Hepatitis B Reactivation risk & recommendation: (For all of the specifics — Full text article link)
- High risk of reactivation (>10%): B cell depleting agents (eg. rituximab, ofatumumab), anthracycline derivatives (eg. doxorubicin, epirubicin), and daily moderate to high dose steroids (>10 mg) for at least 4 weeks. Recommendation: Use HBV prophylaxis
- Moderate risk of reactivation (1-10%): anti-TNF therapy, integrin inhibitors (eg. ustekinimab, vedolizumab), tyrosine kinase inhibitors, low-dose steroids daily (<10 mg/day) for at least 4 weeks. Recommendation: Use HBV prophylaxis if HBsAg-positive but not if only anti-HBc-positive

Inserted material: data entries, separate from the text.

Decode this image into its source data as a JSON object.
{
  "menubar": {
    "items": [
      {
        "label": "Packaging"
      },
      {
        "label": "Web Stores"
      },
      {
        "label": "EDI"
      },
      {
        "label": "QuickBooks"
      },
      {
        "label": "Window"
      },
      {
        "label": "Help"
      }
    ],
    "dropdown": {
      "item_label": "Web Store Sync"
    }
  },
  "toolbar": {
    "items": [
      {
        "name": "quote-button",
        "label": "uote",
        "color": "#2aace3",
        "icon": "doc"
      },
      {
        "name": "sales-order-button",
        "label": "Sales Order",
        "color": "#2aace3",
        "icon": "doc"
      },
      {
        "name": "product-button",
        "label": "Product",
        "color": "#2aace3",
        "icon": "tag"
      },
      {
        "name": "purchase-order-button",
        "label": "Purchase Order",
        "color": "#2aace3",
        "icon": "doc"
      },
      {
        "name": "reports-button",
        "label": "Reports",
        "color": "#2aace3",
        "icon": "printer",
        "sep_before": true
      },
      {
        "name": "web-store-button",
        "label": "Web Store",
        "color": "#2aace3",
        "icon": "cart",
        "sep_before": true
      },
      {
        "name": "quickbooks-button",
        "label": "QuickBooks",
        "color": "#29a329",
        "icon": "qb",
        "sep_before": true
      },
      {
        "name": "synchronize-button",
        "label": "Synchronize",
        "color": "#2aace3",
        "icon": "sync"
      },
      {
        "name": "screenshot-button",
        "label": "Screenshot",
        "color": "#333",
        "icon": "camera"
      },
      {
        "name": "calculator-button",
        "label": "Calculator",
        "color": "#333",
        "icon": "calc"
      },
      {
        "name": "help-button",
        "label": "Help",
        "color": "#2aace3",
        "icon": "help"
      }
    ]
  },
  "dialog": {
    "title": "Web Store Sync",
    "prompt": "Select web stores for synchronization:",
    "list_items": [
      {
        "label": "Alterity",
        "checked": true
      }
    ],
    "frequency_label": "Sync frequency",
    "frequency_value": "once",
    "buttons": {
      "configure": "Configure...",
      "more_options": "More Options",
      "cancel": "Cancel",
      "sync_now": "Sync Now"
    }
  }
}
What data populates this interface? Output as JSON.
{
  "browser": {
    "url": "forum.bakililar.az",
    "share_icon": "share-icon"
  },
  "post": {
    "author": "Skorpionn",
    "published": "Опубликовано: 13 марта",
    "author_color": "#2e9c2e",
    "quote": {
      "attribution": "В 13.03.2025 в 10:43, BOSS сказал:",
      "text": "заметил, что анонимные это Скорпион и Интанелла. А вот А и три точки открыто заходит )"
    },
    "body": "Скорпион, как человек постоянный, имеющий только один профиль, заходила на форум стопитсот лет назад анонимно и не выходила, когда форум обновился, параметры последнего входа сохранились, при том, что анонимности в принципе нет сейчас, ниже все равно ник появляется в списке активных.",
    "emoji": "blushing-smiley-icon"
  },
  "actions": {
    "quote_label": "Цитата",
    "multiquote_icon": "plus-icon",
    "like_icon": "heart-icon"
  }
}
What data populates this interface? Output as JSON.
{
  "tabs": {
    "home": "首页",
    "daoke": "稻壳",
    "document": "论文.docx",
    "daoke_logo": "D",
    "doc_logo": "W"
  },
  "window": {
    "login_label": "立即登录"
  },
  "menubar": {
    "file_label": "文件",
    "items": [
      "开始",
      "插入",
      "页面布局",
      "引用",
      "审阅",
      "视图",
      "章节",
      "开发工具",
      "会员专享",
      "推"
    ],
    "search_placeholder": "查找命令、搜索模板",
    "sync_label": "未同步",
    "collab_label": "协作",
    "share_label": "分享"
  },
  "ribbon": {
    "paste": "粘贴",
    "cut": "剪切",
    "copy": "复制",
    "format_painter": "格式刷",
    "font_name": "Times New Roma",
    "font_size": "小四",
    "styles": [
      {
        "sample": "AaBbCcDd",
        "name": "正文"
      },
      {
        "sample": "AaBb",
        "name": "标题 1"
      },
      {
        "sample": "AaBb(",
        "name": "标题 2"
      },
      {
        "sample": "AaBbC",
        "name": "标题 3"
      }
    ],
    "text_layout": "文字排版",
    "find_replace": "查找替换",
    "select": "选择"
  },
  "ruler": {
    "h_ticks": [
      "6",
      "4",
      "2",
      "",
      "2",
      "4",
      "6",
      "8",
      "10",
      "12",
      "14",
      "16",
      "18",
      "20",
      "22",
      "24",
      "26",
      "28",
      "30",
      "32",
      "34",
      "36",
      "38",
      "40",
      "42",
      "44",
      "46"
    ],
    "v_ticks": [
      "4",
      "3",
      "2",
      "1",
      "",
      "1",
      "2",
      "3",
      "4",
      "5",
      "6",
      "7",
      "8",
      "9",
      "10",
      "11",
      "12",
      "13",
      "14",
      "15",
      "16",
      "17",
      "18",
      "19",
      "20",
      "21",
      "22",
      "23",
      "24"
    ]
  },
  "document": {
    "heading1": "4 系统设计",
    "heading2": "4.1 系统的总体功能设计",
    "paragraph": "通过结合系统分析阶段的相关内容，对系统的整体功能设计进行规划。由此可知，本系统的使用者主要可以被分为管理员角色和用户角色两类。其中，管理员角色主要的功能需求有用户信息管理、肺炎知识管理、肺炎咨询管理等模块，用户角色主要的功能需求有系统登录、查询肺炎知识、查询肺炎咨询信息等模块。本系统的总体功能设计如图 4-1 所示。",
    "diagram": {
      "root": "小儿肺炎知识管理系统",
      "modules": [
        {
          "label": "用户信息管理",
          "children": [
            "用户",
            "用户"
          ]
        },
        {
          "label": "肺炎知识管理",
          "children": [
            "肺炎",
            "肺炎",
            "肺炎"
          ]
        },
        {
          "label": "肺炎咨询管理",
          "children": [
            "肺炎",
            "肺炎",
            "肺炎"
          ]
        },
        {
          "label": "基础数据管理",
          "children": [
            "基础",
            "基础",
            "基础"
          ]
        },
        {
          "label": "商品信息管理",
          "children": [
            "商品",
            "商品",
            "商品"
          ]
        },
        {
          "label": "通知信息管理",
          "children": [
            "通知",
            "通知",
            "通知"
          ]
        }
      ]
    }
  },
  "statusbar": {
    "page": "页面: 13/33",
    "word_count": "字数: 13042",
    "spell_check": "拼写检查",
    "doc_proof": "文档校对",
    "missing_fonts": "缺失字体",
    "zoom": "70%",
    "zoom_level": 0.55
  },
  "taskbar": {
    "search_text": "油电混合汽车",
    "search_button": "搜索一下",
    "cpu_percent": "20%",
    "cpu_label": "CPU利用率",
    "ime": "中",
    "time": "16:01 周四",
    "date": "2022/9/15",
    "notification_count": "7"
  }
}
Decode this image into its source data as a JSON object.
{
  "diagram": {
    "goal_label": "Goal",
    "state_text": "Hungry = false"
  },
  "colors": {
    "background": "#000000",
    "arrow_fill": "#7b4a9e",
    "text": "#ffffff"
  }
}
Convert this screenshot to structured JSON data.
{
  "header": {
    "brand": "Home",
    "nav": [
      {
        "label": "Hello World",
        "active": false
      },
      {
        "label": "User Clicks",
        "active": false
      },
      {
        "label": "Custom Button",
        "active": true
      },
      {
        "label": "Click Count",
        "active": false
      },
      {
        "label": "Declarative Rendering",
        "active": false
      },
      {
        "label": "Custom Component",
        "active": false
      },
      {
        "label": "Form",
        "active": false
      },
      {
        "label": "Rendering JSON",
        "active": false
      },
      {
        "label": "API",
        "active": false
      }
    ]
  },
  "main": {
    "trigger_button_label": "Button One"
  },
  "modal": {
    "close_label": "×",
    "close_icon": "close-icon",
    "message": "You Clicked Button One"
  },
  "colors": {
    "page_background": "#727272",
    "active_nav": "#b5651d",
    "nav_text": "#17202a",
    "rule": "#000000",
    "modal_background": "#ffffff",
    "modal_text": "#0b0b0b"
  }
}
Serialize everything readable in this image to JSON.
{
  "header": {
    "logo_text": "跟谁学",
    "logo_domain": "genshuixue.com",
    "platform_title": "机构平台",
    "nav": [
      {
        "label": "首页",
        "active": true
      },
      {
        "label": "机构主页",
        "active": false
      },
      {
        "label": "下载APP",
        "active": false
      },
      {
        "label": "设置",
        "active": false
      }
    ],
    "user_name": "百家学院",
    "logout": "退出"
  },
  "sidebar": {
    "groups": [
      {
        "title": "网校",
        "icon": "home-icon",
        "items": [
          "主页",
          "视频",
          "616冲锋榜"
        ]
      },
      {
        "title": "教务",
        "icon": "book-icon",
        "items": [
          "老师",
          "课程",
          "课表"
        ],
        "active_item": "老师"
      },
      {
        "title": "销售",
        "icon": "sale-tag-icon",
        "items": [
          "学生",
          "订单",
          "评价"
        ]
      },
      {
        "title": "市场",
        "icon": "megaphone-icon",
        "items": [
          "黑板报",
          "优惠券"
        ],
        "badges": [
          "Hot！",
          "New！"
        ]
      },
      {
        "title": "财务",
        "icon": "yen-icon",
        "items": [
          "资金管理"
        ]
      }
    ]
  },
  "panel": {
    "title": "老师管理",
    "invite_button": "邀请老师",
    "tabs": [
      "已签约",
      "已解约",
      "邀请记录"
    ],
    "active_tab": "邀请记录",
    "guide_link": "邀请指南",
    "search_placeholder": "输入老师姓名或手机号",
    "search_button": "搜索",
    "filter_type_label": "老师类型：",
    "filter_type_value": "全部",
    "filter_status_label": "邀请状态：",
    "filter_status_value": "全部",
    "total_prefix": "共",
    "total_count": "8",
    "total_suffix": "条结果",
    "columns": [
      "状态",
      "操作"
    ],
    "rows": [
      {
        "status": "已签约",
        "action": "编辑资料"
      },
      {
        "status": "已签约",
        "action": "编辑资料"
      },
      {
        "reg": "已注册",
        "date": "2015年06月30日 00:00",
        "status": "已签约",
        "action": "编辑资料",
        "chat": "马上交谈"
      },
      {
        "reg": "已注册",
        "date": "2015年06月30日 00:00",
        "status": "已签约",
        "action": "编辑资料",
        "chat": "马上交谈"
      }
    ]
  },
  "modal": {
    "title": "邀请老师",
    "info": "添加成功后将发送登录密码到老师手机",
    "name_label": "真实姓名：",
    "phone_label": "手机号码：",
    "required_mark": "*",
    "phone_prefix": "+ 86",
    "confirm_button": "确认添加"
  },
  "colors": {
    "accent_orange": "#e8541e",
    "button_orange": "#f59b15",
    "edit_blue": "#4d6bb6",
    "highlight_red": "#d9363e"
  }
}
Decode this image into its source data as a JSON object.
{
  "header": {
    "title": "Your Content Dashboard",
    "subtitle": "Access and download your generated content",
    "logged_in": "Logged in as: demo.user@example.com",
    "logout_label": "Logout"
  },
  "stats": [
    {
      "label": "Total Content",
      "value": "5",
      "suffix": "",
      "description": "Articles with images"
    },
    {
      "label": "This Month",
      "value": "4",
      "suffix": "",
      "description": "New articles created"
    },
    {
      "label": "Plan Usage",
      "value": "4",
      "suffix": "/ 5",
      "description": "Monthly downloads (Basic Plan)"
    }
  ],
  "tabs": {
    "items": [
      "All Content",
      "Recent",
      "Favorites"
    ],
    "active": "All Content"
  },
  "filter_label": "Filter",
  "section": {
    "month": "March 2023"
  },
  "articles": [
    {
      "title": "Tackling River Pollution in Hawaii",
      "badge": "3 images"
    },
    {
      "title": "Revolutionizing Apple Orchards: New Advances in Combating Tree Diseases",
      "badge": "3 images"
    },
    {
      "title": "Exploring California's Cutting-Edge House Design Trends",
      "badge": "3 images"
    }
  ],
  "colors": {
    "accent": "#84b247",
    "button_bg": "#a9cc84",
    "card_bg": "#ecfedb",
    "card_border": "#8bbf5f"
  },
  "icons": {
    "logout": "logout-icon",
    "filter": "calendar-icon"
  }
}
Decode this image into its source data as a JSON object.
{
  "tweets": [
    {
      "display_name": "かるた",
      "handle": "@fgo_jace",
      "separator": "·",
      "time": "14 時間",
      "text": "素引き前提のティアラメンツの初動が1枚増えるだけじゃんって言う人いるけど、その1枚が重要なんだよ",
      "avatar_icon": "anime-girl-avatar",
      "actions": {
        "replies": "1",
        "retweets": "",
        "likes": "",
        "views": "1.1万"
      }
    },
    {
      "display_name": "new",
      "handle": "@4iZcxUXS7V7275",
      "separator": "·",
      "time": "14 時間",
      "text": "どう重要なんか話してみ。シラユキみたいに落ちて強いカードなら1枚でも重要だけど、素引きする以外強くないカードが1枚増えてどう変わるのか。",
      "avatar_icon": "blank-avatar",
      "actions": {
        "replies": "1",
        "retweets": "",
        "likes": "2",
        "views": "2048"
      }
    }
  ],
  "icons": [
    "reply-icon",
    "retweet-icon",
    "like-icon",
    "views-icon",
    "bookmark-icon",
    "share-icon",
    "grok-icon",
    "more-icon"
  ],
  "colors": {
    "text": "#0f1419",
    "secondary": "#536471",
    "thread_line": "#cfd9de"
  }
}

- Low risk of reactivation (<1%): azathiopurine, 6-mercaptopurine, methotrexate. Recommendation: No antiviral prophylaxis required.
For those interested in a more detailed summary of the recommendations: AGA Website HBV Reactivation Recommendations
In line with the reactivation risk, a new study (and editorial) (M Barone et al. Hepatology 2015; 62: 40-6; editorial BP Perillo. Hepatology 2105; 62: 16-8) indicates that for those receiving tumor necrosis inhibitor (anti-TNF) monotherapy, hepatitis B screening requires only checking HBsAg. The study examined a total of 1218 Caucasian rheumatologic patients (receiving biologic agents) between 2001-12. In this cohort, the authors identified 179 patients who had a previously resolved HBV infection; 146 treated with anti-TNF, 14 with rituximab, and 19 with other biologic therapy. Key finding: HBV reactivation was not seen in these patients.
Bottomline: For most pediatric patients receiving anti-TNF monotherapy (eg. infliximab, adalimumab), screening with HBsAg alone should suffice.
Disclaimer: These blog posts are for educational purposes only. Specific dosing of medications/diets (along with potential adverse effects) should be confirmed by prescribing physician/nutritionist. This content is not a substitute for medical advice, diagnosis or treatment provided by a qualified healthcare provider. Always seek the advice of your physician or other qualified health provider with any questions you may have regarding a condition.